[Records from a dataset]

• • • • • • •

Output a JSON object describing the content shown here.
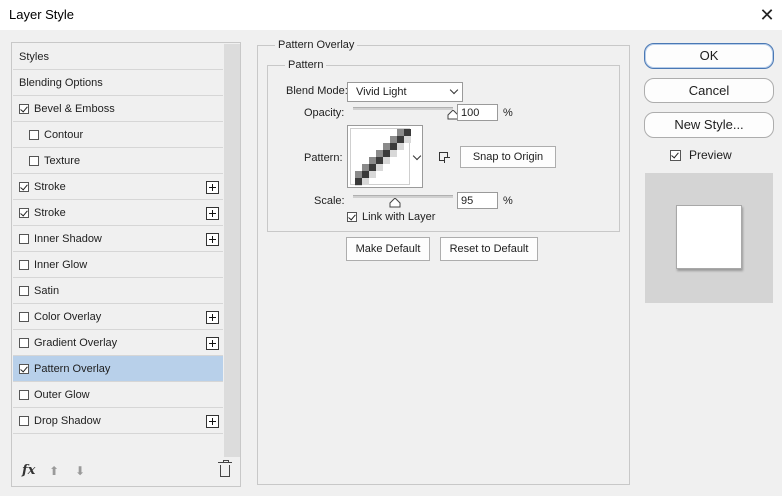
{
  "window": {
    "title": "Layer Style",
    "close_glyph": "✕"
  },
  "styles_list": {
    "items": [
      {
        "label": "Styles",
        "has_checkbox": false,
        "checked": false,
        "has_plus": false,
        "selected": false,
        "indent": false
      },
      {
        "label": "Blending Options",
        "has_checkbox": false,
        "checked": false,
        "has_plus": false,
        "selected": false,
        "indent": false
      },
      {
        "label": "Bevel & Emboss",
        "has_checkbox": true,
        "checked": true,
        "has_plus": false,
        "selected": false,
        "indent": false
      },
      {
        "label": "Contour",
        "has_checkbox": true,
        "checked": false,
        "has_plus": false,
        "selected": false,
        "indent": true
      },
      {
        "label": "Texture",
        "has_checkbox": true,
        "checked": false,
        "has_plus": false,
        "selected": false,
        "indent": true
      },
      {
        "label": "Stroke",
        "has_checkbox": true,
        "checked": true,
        "has_plus": true,
        "selected": false,
        "indent": false
      },
      {
        "label": "Stroke",
        "has_checkbox": true,
        "checked": true,
        "has_plus": true,
        "selected": false,
        "indent": false
      },
      {
        "label": "Inner Shadow",
        "has_checkbox": true,
        "checked": false,
        "has_plus": true,
        "selected": false,
        "indent": false
      },
      {
        "label": "Inner Glow",
        "has_checkbox": true,
        "checked": false,
        "has_plus": false,
        "selected": false,
        "indent": false
      },
      {
        "label": "Satin",
        "has_checkbox": true,
        "checked": false,
        "has_plus": false,
        "selected": false,
        "indent": false
      },
      {
        "label": "Color Overlay",
        "has_checkbox": true,
        "checked": false,
        "has_plus": true,
        "selected": false,
        "indent": false
      },
      {
        "label": "Gradient Overlay",
        "has_checkbox": true,
        "checked": false,
        "has_plus": true,
        "selected": false,
        "indent": false
      },
      {
        "label": "Pattern Overlay",
        "has_checkbox": true,
        "checked": true,
        "has_plus": false,
        "selected": true,
        "indent": false
      },
      {
        "label": "Outer Glow",
        "has_checkbox": true,
        "checked": false,
        "has_plus": false,
        "selected": false,
        "indent": false
      },
      {
        "label": "Drop Shadow",
        "has_checkbox": true,
        "checked": false,
        "has_plus": true,
        "selected": false,
        "indent": false
      }
    ],
    "footer": {
      "fx_label": "fx",
      "move_up_glyph": "⬆",
      "move_down_glyph": "⬇",
      "delete_icon": "trash-icon"
    }
  },
  "pattern_overlay": {
    "group_title": "Pattern Overlay",
    "pattern_group_title": "Pattern",
    "blend_mode_label": "Blend Mode:",
    "blend_mode_value": "Vivid Light",
    "opacity_label": "Opacity:",
    "opacity_value": "100",
    "opacity_fraction": 1.0,
    "percent_sign": "%",
    "pattern_label": "Pattern:",
    "snap_to_origin": "Snap to Origin",
    "scale_label": "Scale:",
    "scale_value": "95",
    "scale_fraction": 0.42,
    "link_with_layer_label": "Link with Layer",
    "link_with_layer_checked": true,
    "make_default": "Make Default",
    "reset_to_default": "Reset to Default"
  },
  "actions": {
    "ok": "OK",
    "cancel": "Cancel",
    "new_style": "New Style...",
    "preview_label": "Preview",
    "preview_checked": true
  },
  "colors": {
    "selected_row": "#b8d0ea",
    "dialog_bg": "#f0f0f0",
    "preview_bg": "#d4d4d4",
    "pattern_dark": "#3a3a3a",
    "pattern_mid": "#8a8a8a",
    "pattern_light": "#d8d8d8"
  }
}
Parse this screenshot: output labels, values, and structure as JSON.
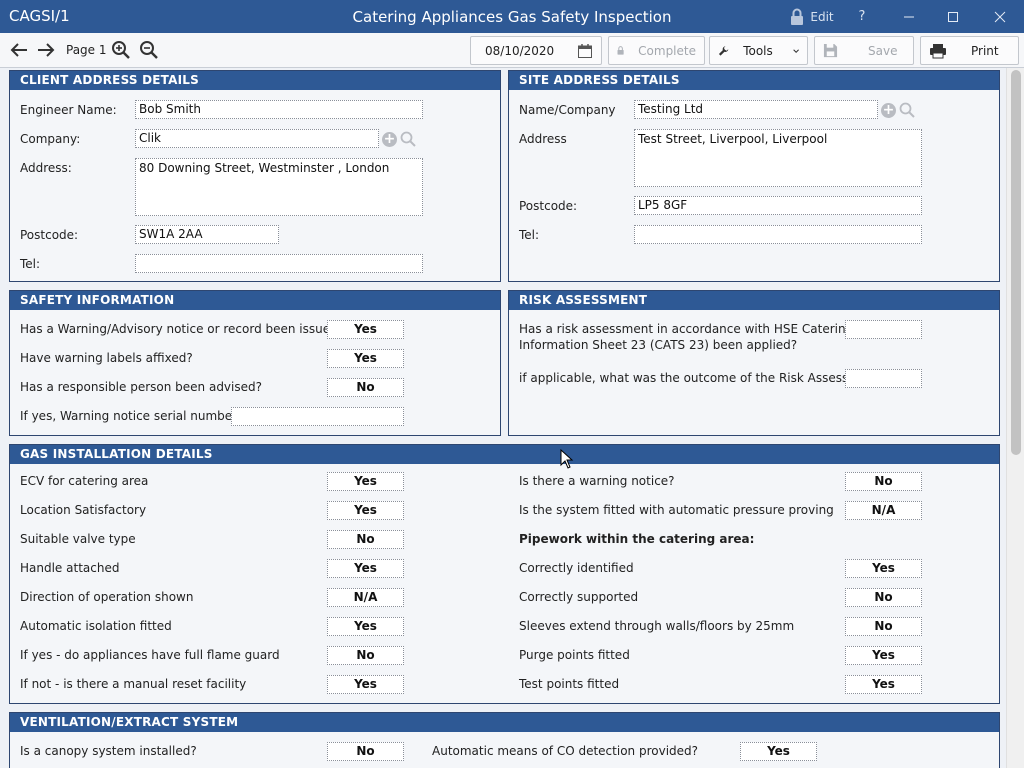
{
  "window": {
    "app_id": "CAGSI/1",
    "title": "Catering Appliances Gas Safety Inspection",
    "edit_label": "Edit",
    "help_label": "?"
  },
  "toolbar": {
    "page_label": "Page 1",
    "date_value": "08/10/2020",
    "complete_label": "Complete",
    "tools_label": "Tools",
    "save_label": "Save",
    "print_label": "Print"
  },
  "client": {
    "header": "CLIENT ADDRESS DETAILS",
    "engineer_label": "Engineer Name:",
    "engineer_value": "Bob Smith",
    "company_label": "Company:",
    "company_value": "Clik",
    "address_label": "Address:",
    "address_value": "80 Downing Street, Westminster , London",
    "postcode_label": "Postcode:",
    "postcode_value": "SW1A 2AA",
    "tel_label": "Tel:",
    "tel_value": ""
  },
  "site": {
    "header": "SITE ADDRESS DETAILS",
    "name_label": "Name/Company",
    "name_value": "Testing Ltd",
    "address_label": "Address",
    "address_value": "Test Street, Liverpool, Liverpool",
    "postcode_label": "Postcode:",
    "postcode_value": "LP5 8GF",
    "tel_label": "Tel:",
    "tel_value": ""
  },
  "safety": {
    "header": "SAFETY INFORMATION",
    "q1": "Has a Warning/Advisory notice or record been issued?",
    "a1": "Yes",
    "q2": "Have warning labels affixed?",
    "a2": "Yes",
    "q3": "Has a responsible person been advised?",
    "a3": "No",
    "q4": "If yes, Warning notice serial number",
    "a4": ""
  },
  "risk": {
    "header": "RISK ASSESSMENT",
    "q1_line1": "Has a risk assessment in accordance with HSE Catering",
    "q1_line2": "Information Sheet 23 (CATS 23) been applied?",
    "a1": "",
    "q2": "if applicable, what was the outcome of the Risk Assessment?",
    "a2": ""
  },
  "gas": {
    "header": "GAS INSTALLATION DETAILS",
    "left": [
      {
        "q": "ECV for catering area",
        "a": "Yes"
      },
      {
        "q": "Location Satisfactory",
        "a": "Yes"
      },
      {
        "q": "Suitable valve type",
        "a": "No"
      },
      {
        "q": "Handle attached",
        "a": "Yes"
      },
      {
        "q": "Direction of operation shown",
        "a": "N/A"
      },
      {
        "q": "Automatic isolation fitted",
        "a": "Yes"
      },
      {
        "q": "If yes - do appliances have full flame guard",
        "a": "No"
      },
      {
        "q": "If not - is there a manual reset facility",
        "a": "Yes"
      }
    ],
    "right": [
      {
        "q": "Is there a warning notice?",
        "a": "No"
      },
      {
        "q": "Is the system fitted with automatic pressure proving",
        "a": "N/A"
      },
      {
        "q": "Pipework within the catering area:",
        "a": ""
      },
      {
        "q": "Correctly identified",
        "a": "Yes"
      },
      {
        "q": "Correctly supported",
        "a": "No"
      },
      {
        "q": "Sleeves extend through walls/floors by 25mm",
        "a": "No"
      },
      {
        "q": "Purge points fitted",
        "a": "Yes"
      },
      {
        "q": "Test points fitted",
        "a": "Yes"
      }
    ]
  },
  "vent": {
    "header": "VENTILATION/EXTRACT SYSTEM",
    "q1": "Is a canopy system installed?",
    "a1": "No",
    "q2": "Automatic means of CO detection provided?",
    "a2": "Yes"
  },
  "colors": {
    "header_blue": "#2e5995",
    "border": "#2e4670"
  }
}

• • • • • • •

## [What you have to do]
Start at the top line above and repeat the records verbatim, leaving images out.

## [Answer for this exercise]
Output a JSON object describing the content shown here.
{
  "window": {
    "title": "Layer Style",
    "close_glyph": "✕"
  },
  "styles_list": {
    "items": [
      {
        "label": "Styles",
        "has_checkbox": false,
        "checked": false,
        "has_plus": false,
        "selected": false,
        "indent": false
      },
      {
        "label": "Blending Options",
        "has_checkbox": false,
        "checked": false,
        "has_plus": false,
        "selected": false,
        "indent": false
      },
      {
        "label": "Bevel & Emboss",
        "has_checkbox": true,
        "checked": true,
        "has_plus": false,
        "selected": false,
        "indent": false
      },
      {
        "label": "Contour",
        "has_checkbox": true,
        "checked": false,
        "has_plus": false,
        "selected": false,
        "indent": true
      },
      {
        "label": "Texture",
        "has_checkbox": true,
        "checked": false,
        "has_plus": false,
        "selected": false,
        "indent": true
      },
      {
        "label": "Stroke",
        "has_checkbox": true,
        "checked": true,
        "has_plus": true,
        "selected": false,
        "indent": false
      },
      {
        "label": "Stroke",
        "has_checkbox": true,
        "checked": true,
        "has_plus": true,
        "selected": false,
        "indent": false
      },
      {
        "label": "Inner Shadow",
        "has_checkbox": true,
        "checked": false,
        "has_plus": true,
        "selected": false,
        "indent": false
      },
      {
        "label": "Inner Glow",
        "has_checkbox": true,
        "checked": false,
        "has_plus": false,
        "selected": false,
        "indent": false
      },
      {
        "label": "Satin",
        "has_checkbox": true,
        "checked": false,
        "has_plus": false,
        "selected": false,
        "indent": false
      },
      {
        "label": "Color Overlay",
        "has_checkbox": true,
        "checked": false,
        "has_plus": true,
        "selected": false,
        "indent": false
      },
      {
        "label": "Gradient Overlay",
        "has_checkbox": true,
        "checked": false,
        "has_plus": true,
        "selected": false,
        "indent": false
      },
      {
        "label": "Pattern Overlay",
        "has_checkbox": true,
        "checked": true,
        "has_plus": false,
        "selected": true,
        "indent": false
      },
      {
        "label": "Outer Glow",
        "has_checkbox": true,
        "checked": false,
        "has_plus": false,
        "selected": false,
        "indent": false
      },
      {
        "label": "Drop Shadow",
        "has_checkbox": true,
        "checked": false,
        "has_plus": true,
        "selected": false,
        "indent": false
      }
    ],
    "footer": {
      "fx_label": "fx",
      "move_up_glyph": "⬆",
      "move_down_glyph": "⬇",
      "delete_icon": "trash-icon"
    }
  },
  "pattern_overlay": {
    "group_title": "Pattern Overlay",
    "pattern_group_title": "Pattern",
    "blend_mode_label": "Blend Mode:",
    "blend_mode_value": "Vivid Light",
    "opacity_label": "Opacity:",
    "opacity_value": "100",
    "opacity_fraction": 1.0,
    "percent_sign": "%",
    "pattern_label": "Pattern:",
    "snap_to_origin": "Snap to Origin",
    "scale_label": "Scale:",
    "scale_value": "95",
    "scale_fraction": 0.42,
    "link_with_layer_label": "Link with Layer",
    "link_with_layer_checked": true,
    "make_default": "Make Default",
    "reset_to_default": "Reset to Default"
  },
  "actions": {
    "ok": "OK",
    "cancel": "Cancel",
    "new_style": "New Style...",
    "preview_label": "Preview",
    "preview_checked": true
  },
  "colors": {
    "selected_row": "#b8d0ea",
    "dialog_bg": "#f0f0f0",
    "preview_bg": "#d4d4d4",
    "pattern_dark": "#3a3a3a",
    "pattern_mid": "#8a8a8a",
    "pattern_light": "#d8d8d8"
  }
}
Parse this screenshot: output labels, values, and structure as JSON.
{
  "window": {
    "app_id": "CAGSI/1",
    "title": "Catering Appliances Gas Safety Inspection",
    "edit_label": "Edit",
    "help_label": "?"
  },
  "toolbar": {
    "page_label": "Page 1",
    "date_value": "08/10/2020",
    "complete_label": "Complete",
    "tools_label": "Tools",
    "save_label": "Save",
    "print_label": "Print"
  },
  "client": {
    "header": "CLIENT ADDRESS DETAILS",
    "engineer_label": "Engineer Name:",
    "engineer_value": "Bob Smith",
    "company_label": "Company:",
    "company_value": "Clik",
    "address_label": "Address:",
    "address_value": "80 Downing Street, Westminster , London",
    "postcode_label": "Postcode:",
    "postcode_value": "SW1A 2AA",
    "tel_label": "Tel:",
    "tel_value": ""
  },
  "site": {
    "header": "SITE ADDRESS DETAILS",
    "name_label": "Name/Company",
    "name_value": "Testing Ltd",
    "address_label": "Address",
    "address_value": "Test Street, Liverpool, Liverpool",
    "postcode_label": "Postcode:",
    "postcode_value": "LP5 8GF",
    "tel_label": "Tel:",
    "tel_value": ""
  },
  "safety": {
    "header": "SAFETY INFORMATION",
    "q1": "Has a Warning/Advisory notice or record been issued?",
    "a1": "Yes",
    "q2": "Have warning labels affixed?",
    "a2": "Yes",
    "q3": "Has a responsible person been advised?",
    "a3": "No",
    "q4": "If yes, Warning notice serial number",
    "a4": ""
  },
  "risk": {
    "header": "RISK ASSESSMENT",
    "q1_line1": "Has a risk assessment in accordance with HSE Catering",
    "q1_line2": "Information Sheet 23 (CATS 23) been applied?",
    "a1": "",
    "q2": "if applicable, what was the outcome of the Risk Assessment?",
    "a2": ""
  },
  "gas": {
    "header": "GAS INSTALLATION DETAILS",
    "left": [
      {
        "q": "ECV for catering area",
        "a": "Yes"
      },
      {
        "q": "Location Satisfactory",
        "a": "Yes"
      },
      {
        "q": "Suitable valve type",
        "a": "No"
      },
      {
        "q": "Handle attached",
        "a": "Yes"
      },
      {
        "q": "Direction of operation shown",
        "a": "N/A"
      },
      {
        "q": "Automatic isolation fitted",
        "a": "Yes"
      },
      {
        "q": "If yes - do appliances have full flame guard",
        "a": "No"
      },
      {
        "q": "If not - is there a manual reset facility",
        "a": "Yes"
      }
    ],
    "right": [
      {
        "q": "Is there a warning notice?",
        "a": "No"
      },
      {
        "q": "Is the system fitted with automatic pressure proving",
        "a": "N/A"
      },
      {
        "q": "Pipework within the catering area:",
        "a": ""
      },
      {
        "q": "Correctly identified",
        "a": "Yes"
      },
      {
        "q": "Correctly supported",
        "a": "No"
      },
      {
        "q": "Sleeves extend through walls/floors by 25mm",
        "a": "No"
      },
      {
        "q": "Purge points fitted",
        "a": "Yes"
      },
      {
        "q": "Test points fitted",
        "a": "Yes"
      }
    ]
  },
  "vent": {
    "header": "VENTILATION/EXTRACT SYSTEM",
    "q1": "Is a canopy system installed?",
    "a1": "No",
    "q2": "Automatic means of CO detection provided?",
    "a2": "Yes"
  },
  "colors": {
    "header_blue": "#2e5995",
    "border": "#2e4670"
  }
}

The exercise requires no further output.